If you have an allergic reaction, which is rare, seek medical help, according to the National Library of Medicine. And, of course, take steps to get rid of the infestation.

Head Lice Bites

Head lice are much more common in children than adults, largely because kids are more likely to put their heads together, literally. That makes it easy for the lice to spread from one head to the other, according to the National Library of Medicine.

Head lice cause itchiness (mainly on the scalp, ears, and neck) after they lay their eggs, called nits. Once the nits hatch, they may look like dandruff flaking off your head, according to the National Library of Medicine.

"Itching on your head is a pretty good sign that you have head lice," noted Dr. Kelly. "They don't carry disease, but they're a huge nuisance."

Medicated shampoos—both OTC and prescription—can help get rid of them, as can combing and re-combing your hair carefully and disposing of the critters, according to the National Library of Medicine

If you do get head lice, don't share anything that goes on your head (including hats, brushes, headphones, or hair accessories), and make sure you wash bedding and clothing that could have been infested in hot water.

Chigger Bites

Chiggers are mites that hang out in fields, forests, and lakes. Rubbing up against infested plants allows chiggers to attach to your clothes and make their way to your skin, where they start feeding, according to Nemours Foundation.

"They burrow into the top layer of skin, secrete saliva [that breaks down skin cells], then suck up the dissolved skin cells," explained Dr. Kelly.

Chigger bites usually appear on your legs, waist, or in the folds of your skin, according to the National Library of Medicine. The bites usually don't hurt, but they do itch, starting within a couple of hours and getting worse over the next few days. 

The itch will subside in a few days, and the red bumps disappear in one to two weeks, per the Nemours Foundation.

Scrub the area with soap and water to get rid of any remaining chiggers. Then try calamine lotion or anti-itch cream. As with other bites, try not to scratch because the bumps can get infected.

Ant Bites

Not only do ant bites hurt and sting, but they can also turn red, swell, and fill with pus, according to the National Capital Poison Center. Of all the different varieties of ants, fire ant bites may be the most loathsome. 

"They're very aggressive, and they bite and sting in a little circle, so it's a double whammy," noted Dr. Kelly.

The best thing to do (once you've swiped the ants off you) is to wash the bite area with soap and water. You can also apply a cold compress and take OTC pain medication.

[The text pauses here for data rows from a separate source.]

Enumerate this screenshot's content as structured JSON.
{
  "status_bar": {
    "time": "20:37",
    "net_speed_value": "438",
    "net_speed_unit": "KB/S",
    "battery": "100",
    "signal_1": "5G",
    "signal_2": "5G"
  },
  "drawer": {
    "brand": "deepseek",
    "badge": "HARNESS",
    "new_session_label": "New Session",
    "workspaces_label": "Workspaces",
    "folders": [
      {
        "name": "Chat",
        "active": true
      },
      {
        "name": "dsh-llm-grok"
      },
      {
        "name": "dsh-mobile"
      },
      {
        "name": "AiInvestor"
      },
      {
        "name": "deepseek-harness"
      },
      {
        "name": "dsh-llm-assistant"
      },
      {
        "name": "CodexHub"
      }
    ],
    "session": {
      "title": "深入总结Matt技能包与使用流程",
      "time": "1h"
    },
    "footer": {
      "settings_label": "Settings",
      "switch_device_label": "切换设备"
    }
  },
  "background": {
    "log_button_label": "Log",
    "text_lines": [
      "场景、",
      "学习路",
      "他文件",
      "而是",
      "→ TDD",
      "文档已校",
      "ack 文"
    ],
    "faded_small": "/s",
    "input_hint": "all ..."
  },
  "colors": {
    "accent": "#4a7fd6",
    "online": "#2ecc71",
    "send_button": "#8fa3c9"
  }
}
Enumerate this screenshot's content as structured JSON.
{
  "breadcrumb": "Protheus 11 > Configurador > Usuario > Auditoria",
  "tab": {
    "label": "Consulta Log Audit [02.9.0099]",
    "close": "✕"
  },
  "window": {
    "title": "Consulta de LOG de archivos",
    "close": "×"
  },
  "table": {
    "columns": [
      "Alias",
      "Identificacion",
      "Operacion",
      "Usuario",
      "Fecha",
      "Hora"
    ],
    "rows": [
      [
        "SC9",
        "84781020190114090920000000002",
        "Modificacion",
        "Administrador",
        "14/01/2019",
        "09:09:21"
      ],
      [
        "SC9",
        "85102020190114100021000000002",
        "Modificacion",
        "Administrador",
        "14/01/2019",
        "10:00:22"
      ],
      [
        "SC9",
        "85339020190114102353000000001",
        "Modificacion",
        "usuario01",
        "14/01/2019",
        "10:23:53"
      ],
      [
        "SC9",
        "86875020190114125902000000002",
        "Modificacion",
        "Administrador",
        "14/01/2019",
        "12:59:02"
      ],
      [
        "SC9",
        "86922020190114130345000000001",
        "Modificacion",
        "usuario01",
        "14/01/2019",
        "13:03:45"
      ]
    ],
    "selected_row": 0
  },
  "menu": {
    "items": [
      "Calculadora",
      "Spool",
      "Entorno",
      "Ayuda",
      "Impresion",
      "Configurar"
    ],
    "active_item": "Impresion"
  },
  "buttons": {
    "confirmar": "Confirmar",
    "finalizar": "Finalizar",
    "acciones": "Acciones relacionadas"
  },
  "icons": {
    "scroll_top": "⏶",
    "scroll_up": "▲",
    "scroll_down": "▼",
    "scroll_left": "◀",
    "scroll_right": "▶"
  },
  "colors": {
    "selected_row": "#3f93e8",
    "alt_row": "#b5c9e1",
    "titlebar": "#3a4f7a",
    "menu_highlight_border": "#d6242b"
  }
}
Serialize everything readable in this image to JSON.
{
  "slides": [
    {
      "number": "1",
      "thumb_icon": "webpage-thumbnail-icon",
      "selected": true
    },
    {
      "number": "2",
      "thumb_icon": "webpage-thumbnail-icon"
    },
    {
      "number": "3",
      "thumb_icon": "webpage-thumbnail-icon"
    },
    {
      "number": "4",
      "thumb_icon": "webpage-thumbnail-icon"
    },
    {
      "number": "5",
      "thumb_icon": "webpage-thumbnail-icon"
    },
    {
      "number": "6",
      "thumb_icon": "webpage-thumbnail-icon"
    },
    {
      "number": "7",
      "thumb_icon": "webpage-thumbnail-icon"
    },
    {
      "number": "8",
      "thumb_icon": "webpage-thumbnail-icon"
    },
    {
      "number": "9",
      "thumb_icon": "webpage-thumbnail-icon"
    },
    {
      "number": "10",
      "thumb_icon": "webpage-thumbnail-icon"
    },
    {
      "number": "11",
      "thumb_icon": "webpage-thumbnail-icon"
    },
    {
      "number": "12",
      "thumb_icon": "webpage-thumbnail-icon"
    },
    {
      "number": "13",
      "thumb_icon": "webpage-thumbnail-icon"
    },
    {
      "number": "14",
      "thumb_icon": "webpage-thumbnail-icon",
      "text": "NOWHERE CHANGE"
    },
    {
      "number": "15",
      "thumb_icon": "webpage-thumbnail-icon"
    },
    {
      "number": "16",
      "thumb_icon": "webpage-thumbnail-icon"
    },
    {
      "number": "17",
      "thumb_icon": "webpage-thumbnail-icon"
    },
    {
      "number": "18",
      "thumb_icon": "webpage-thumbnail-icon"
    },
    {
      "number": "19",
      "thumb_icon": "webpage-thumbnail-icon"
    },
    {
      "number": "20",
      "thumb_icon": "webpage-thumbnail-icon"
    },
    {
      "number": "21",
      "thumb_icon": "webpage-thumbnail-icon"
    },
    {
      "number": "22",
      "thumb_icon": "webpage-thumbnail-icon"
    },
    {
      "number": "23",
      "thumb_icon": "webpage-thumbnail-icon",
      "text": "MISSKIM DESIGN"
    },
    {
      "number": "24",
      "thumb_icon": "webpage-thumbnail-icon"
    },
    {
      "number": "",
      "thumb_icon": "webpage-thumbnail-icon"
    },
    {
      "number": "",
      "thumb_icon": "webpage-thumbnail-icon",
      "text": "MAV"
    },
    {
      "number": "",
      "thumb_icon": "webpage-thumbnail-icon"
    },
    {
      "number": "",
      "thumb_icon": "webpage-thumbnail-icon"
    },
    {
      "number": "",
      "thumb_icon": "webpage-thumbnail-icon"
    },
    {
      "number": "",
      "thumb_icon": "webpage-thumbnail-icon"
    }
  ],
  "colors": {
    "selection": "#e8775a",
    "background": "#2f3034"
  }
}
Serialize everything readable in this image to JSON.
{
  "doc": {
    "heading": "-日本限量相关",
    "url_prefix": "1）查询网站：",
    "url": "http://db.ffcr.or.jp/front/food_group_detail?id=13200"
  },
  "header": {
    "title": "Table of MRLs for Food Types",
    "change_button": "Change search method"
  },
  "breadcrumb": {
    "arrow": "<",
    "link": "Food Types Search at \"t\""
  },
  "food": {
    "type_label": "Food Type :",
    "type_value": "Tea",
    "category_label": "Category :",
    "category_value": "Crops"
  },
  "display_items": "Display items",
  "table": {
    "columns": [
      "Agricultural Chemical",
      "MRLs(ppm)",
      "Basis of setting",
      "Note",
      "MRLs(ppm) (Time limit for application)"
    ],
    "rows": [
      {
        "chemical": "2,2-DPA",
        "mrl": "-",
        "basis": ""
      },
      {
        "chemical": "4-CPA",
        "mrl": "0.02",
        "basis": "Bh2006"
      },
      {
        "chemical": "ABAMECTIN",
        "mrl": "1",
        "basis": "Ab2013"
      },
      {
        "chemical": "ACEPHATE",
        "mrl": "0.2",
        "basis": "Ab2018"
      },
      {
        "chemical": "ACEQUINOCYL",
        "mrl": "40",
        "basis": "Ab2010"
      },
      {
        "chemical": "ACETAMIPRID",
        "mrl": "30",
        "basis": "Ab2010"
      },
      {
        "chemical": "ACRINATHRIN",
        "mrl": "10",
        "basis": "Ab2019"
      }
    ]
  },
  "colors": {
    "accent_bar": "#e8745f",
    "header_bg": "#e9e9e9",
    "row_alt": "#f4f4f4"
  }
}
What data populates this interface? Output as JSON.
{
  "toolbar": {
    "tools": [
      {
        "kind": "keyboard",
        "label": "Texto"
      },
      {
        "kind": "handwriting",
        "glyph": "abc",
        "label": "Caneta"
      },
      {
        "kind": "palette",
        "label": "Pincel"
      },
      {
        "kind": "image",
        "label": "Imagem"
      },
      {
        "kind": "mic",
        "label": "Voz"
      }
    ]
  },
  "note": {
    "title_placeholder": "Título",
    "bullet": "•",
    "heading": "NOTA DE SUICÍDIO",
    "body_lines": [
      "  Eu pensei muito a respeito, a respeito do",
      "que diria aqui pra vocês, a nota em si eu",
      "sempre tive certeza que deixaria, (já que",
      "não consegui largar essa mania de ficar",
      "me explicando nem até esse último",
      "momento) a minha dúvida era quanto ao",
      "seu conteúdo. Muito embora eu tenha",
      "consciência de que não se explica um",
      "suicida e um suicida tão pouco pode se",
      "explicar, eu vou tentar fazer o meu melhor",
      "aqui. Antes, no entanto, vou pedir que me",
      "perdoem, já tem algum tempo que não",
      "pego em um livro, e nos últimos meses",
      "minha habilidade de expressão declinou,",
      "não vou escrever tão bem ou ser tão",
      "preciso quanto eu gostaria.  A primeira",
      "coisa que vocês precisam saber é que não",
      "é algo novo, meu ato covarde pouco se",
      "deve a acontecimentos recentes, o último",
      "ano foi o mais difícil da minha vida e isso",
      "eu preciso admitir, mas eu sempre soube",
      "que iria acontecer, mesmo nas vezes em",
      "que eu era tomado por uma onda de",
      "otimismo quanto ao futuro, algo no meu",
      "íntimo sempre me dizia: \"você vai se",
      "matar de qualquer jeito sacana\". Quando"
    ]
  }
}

You'll be back to normal in a few hours if you're not allergic. If you do have a rare allergy to ant bites, you may have trouble breathing or swelling in the face and lips, according to the National Capital Poison Center. Call your healthcare provider or get to an emergency room if that happens.

Bee Stings

While technically not a bite, bee stings are one of the many bug-related attacks to be wary of this season.

Bee stings can range from slightly painful to deadly, according to the National Library of Medicine. So, it's important to know the signs and symptoms of an allergic reaction.

If you're stung by a bee, the CDC recommends immediately washing the area with soap and water and then removing the stinger with gauze or a fingernail. Applying ice can help reduce swelling if painful.

If you have symptoms of a bee sting allergy, such as difficulty breathing or hives (itchy, red bumps) that appear near the bite, seek emergency medical care immediately, according to the National Capital Poison Center.

A Quick Review

Most bug bites are annoying but harmless. Likely, you need an anti-itch cream and an antihistamine for the itching.

But keep in mind that some bites can cause an allergic reaction. Be aware of your symptoms and know when to seek medical help.

Was this page helpful?
Related Articles